EXERCISE MATERIALS —
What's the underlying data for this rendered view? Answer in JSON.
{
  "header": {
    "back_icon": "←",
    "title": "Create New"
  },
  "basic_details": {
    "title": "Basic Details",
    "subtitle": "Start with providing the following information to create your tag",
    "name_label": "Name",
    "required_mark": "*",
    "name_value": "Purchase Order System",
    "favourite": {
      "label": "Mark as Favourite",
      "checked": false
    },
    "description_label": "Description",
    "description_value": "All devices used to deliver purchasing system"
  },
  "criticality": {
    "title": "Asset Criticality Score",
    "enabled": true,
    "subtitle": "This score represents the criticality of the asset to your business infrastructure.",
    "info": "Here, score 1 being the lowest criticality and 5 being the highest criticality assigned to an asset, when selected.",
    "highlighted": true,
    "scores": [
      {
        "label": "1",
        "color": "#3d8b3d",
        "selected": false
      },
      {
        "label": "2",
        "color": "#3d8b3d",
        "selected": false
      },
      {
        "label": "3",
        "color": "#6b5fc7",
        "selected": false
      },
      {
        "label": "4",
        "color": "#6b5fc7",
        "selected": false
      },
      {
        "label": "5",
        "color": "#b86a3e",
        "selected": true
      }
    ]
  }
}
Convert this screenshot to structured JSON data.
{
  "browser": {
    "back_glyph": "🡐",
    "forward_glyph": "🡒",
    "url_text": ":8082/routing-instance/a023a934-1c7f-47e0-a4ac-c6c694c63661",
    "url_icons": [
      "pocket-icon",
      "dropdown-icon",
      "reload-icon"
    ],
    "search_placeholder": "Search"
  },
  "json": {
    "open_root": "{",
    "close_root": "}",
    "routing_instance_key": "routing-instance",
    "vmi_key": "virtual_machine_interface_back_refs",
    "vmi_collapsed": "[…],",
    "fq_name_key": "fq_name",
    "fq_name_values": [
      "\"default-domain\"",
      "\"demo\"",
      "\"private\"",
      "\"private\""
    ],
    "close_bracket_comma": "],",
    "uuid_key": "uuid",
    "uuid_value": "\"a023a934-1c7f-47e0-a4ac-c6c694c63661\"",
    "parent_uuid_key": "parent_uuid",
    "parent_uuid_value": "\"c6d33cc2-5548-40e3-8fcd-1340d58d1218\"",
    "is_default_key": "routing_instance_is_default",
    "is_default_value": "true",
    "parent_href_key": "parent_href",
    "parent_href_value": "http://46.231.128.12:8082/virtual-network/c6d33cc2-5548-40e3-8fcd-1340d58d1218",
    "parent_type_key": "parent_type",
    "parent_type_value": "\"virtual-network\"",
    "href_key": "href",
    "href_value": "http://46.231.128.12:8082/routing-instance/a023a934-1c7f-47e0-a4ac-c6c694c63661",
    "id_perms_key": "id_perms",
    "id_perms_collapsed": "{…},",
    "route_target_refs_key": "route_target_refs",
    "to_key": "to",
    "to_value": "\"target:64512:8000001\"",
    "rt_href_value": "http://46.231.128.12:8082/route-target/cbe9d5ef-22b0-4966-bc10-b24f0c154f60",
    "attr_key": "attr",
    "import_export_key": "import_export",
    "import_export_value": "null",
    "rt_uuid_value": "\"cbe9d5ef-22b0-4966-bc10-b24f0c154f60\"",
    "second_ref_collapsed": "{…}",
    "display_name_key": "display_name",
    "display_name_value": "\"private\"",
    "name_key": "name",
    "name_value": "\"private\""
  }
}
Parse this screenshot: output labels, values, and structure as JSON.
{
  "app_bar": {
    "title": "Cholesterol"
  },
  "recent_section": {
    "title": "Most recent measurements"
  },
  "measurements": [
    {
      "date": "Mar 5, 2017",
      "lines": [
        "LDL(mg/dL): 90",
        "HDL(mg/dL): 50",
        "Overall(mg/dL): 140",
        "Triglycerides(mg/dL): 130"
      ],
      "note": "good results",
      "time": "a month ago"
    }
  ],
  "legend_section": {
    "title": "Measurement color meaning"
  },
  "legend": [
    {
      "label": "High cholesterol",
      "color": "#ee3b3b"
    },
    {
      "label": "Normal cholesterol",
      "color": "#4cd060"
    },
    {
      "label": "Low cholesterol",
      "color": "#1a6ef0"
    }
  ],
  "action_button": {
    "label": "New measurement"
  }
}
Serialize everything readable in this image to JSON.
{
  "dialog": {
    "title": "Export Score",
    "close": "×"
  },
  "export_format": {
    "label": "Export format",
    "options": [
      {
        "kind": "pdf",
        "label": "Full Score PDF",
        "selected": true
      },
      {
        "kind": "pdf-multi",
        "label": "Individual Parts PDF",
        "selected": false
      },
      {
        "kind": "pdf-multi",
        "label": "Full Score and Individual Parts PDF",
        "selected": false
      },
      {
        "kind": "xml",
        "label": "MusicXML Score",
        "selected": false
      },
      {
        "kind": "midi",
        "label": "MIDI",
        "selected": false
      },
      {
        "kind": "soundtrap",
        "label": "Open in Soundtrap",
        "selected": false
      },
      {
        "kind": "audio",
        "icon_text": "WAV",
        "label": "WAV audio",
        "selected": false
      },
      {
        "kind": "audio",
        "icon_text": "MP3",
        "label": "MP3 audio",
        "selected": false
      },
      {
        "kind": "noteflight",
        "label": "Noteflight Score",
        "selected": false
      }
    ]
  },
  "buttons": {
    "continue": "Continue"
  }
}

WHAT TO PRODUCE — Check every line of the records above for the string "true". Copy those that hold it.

SOLUTION —
    "enabled": true,
    "highlighted": true,
        "selected": true
    "is_default_value": "true",
        "selected": true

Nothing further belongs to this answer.